Can you actually afford to keep the house? Homeownership is a costly undertaking. The costs of owning a home include the initial purchase or buy-out price plus the ongoing expenses, which can include mortgage payments, property taxes, homeowners insurance, home maintenance and repairs, utilities, Homeowner Association (HOA) fees, and often, unexpected assessments. To avert financial disaster, it’s essential to crunch the numbers including the actual historical costs of the house, your personal expenses (e.g., cars, kids, groceries, education, entertainment, debt repayment,) and all existing reasonably predictable sources of income. Consider the income and assets that would remain available to you after you paid your spouse the buy-out price and any child and spousal support obligations.
Work with an experienced and trustworthy Certified Financial Planner, Certified Divorce Financial Analyst, and tax advisor who will examine the affordability question closely from all angles and give you a professional opinion about whether it’s financially feasible to keep the house. Don’t be overly optimistic about phantom and precarious sources of income. Be pragmatic and don’t let your heart overrule your head if the risks exceed your risk tolerance. Keeping an unaffordable home can lead to bankruptcy and rob you of peace of mind.
Should you liquidate or trade other assets to keep the house? To source the buy-out payment you might liquidate, borrow against, or trade other assets you have an interest in like stocks and pension funds. Whether you should do any of these things depends on the true cost of each option. A number of questions to consider with the help of a financial advisor are:
- If you sell stock to keep the house will you pay significant taxes, and if so, how much and how soon?
- Will there be penalties for withdrawals from retirement accounts?
- What’s the future value of the pension benefits you may relinquish?
- If you sell stock or funds that pay dividends or waive monthly pension payments, will you have a sufficiently stable income from other sources to meet your present and future needs?
- Will you have a six-month or one-year safety fund?
Will you qualify for a mortgage? If the house is a community property asset and you must buy out your spouse’s half of the equity, do you qualify for a loan that will release your spouse from all secured loans and pay the buy-out price? Do you have a good credit score and history of income that a lender considers sufficient to qualify and make loan payments?
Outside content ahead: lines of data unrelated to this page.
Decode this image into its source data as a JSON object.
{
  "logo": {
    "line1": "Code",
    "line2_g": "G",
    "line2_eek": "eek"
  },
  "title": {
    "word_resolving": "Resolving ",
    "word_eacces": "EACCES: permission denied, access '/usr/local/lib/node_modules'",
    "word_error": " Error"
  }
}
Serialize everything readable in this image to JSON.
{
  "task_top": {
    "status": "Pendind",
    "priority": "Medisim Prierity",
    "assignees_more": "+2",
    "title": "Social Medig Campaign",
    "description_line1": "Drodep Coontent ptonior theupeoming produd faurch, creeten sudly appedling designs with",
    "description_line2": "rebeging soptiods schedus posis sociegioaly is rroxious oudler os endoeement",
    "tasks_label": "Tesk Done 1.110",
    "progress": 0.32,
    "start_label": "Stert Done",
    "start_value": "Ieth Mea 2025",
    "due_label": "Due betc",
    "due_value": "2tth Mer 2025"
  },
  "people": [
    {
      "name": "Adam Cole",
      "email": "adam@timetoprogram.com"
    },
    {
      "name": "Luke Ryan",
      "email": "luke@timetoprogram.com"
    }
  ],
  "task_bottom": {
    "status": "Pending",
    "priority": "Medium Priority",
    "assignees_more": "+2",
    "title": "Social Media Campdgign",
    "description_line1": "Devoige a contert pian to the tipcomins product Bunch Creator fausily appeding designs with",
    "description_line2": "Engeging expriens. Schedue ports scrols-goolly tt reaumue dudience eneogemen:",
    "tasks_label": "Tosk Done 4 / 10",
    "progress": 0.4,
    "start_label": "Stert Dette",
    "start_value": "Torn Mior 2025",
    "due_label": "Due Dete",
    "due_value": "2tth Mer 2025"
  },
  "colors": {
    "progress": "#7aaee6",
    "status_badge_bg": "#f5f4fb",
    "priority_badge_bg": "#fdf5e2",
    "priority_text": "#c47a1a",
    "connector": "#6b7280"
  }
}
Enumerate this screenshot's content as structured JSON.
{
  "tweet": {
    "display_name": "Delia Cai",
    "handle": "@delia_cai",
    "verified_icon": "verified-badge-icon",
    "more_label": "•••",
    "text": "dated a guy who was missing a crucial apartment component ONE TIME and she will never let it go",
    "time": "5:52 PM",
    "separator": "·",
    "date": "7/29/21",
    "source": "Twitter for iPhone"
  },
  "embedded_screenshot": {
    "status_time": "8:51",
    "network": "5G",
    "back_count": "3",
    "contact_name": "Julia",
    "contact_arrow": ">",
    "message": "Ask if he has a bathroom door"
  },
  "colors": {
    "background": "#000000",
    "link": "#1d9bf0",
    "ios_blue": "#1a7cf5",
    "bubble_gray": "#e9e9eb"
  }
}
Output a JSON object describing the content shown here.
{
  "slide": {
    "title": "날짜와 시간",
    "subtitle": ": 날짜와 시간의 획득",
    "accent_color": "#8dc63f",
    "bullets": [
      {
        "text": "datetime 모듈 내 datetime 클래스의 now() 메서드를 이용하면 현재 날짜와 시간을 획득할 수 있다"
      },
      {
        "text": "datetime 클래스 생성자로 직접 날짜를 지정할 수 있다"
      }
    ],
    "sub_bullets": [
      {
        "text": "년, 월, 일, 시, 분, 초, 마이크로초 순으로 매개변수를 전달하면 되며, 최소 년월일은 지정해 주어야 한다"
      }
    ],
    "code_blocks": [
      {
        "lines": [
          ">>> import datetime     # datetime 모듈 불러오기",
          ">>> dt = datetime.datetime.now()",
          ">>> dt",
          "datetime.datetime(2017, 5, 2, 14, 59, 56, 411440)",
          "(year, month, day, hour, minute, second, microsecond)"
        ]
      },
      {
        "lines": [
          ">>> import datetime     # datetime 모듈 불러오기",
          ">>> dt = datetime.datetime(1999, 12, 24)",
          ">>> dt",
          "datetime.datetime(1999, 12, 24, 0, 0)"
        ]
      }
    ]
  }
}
It isn’t uncommon for a divorcing person to refinance community property mortgages and draw additional equity from the home to pay the buy-out price, but in the California real estate market, it’s often cost prohibitive.
What should you do if your ex keeps the house? Saying goodbye to a home can be extremely difficult, especially if it holds fond memories. Relinquishing the asset to your soon-to-be ex, however, can give you a golden opportunity to start fresh. You might rent or buy a city loft or country farm in a neighboring county or distant country. Of course, you must consider the financial impact of moving afar, and if you have children, it might not be possible to relocate immediately, but you never know. If you long for a new adventure, your kids are in college, your career is portable, or you must start from scratch, don’t give up on your dreams in divorce. Set your sights and chart a course toward a new life you’ll love.
Who will keep the house if you ask a judge to decide? The answer depends entirely on the judge and the facts of your case. If one spouse has a significant separate property interest in the home or it was an inheritance or gift, the judge might award the house to said spouse. If a spouse has a disability or works from home and the house has been customized, the judge may accommodate the spouse with specific needs. If there’s a deadlock and no extraordinary circumstances exist, most California family court judges will order the sale of the house and divide the net proceeds according to California community property law.
*“I Will Teach You to Be Rich” is a book I recommend. If you use the link to buy the book it may generate an affiliate payment that will fund the operating costs of this website.